magic starSummarize by Aili

Angular Signals, Reactive Context, and Dynamic Dependency Tracking

๐ŸŒˆ Abstract

The article discusses the concept of "reactive context" and dependency tracking in Angular Signals, and how to avoid related bugs.

๐Ÿ™‹ Q&A

[01] Dependency Tracking

1. What is the "dependency graph" in Angular Signals?

  • The dependency graph is a graph of nodes, where each node implements the ReactiveNode interface.
  • Producers are nodes that contain values and notify about new values.
  • Consumers are nodes that read produced values.
  • Signals are producers, computed() is both producer and consumer, effect() is a consumer, and templates are consumers.

2. How does automatic dependency tracking work in Angular Signals?

  • There is a global variable called activeConsumer.
  • When computed(), effect(), or a template is being executed:
    • They read the value of activeConsumer to remember the previous consumer.
    • They register themselves as the activeConsumer.
    • They run their function or execute the template (potentially reading some signals).
    • They register the previous consumer (from step 1) as the activeConsumer.
  • When a producer is read, it retrieves the value of activeConsumer and includes this active consumer in the list of consumers dependent on the signal.
  • When a signal is updated, it sends a notification to every consumer from its list.

3. What is the importance of understanding dependency tracking in Angular Signals?

  • Consumers (computed(), effect(), templates) don't need to worry about adding the signals they read to the list of dependencies. Signals will do it themselves using the activeConsumer variable.
  • This means that no matter how deep in the function call chain a signal is read, it will be added to the list of dependencies.
  • Understanding this behavior is important to avoid bugs related to unintended dependencies or lack of dependencies.

[02] Reactive Context

1. What is the "reactive context" in Angular Signals?

  • The reactive context is related to the activeConsumer variable.
  • When activeConsumer is not null, signals that are read will add the activeConsumer to the list of consumers.
  • If a reactive node is read while activeConsumer is empty, it will not create any new link in the reactive nodes dependency graph.
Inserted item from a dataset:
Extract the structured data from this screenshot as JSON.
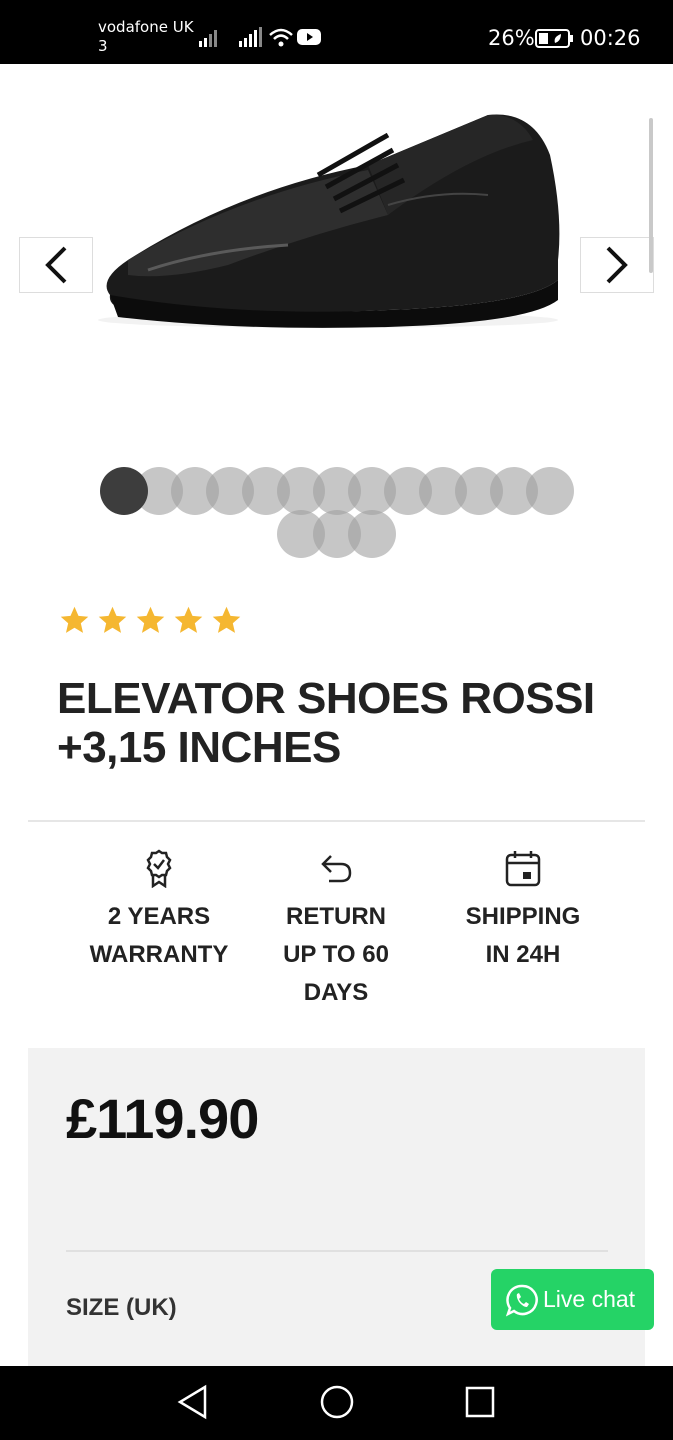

2. How can the reactive context be unintentionally leaked?

  • Leaking the reactive context can happen in various ways, such as:
    • Creating an instance of a class that reads some signals.
    • Calling a function that calls another function, which reads a signal.
    • Emitting a new value to an observable.
  • This can lead to unexpected behavior, where signals that should not be dependencies end up triggering recomputations.

3. How can the use of untracked() help manage the reactive context?

  • untracked() can be used to control which dependencies are tracked by a computed() or effect().
  • If you don't want a function called within a computed() or effect() to trigger a recomputation when its value changes, you can wrap it with untracked().
  • This helps prevent unintended dependencies and leaks in the reactive context.
Shared by Daniel Chen ยท
ยฉ 2024 NewMotor Inc.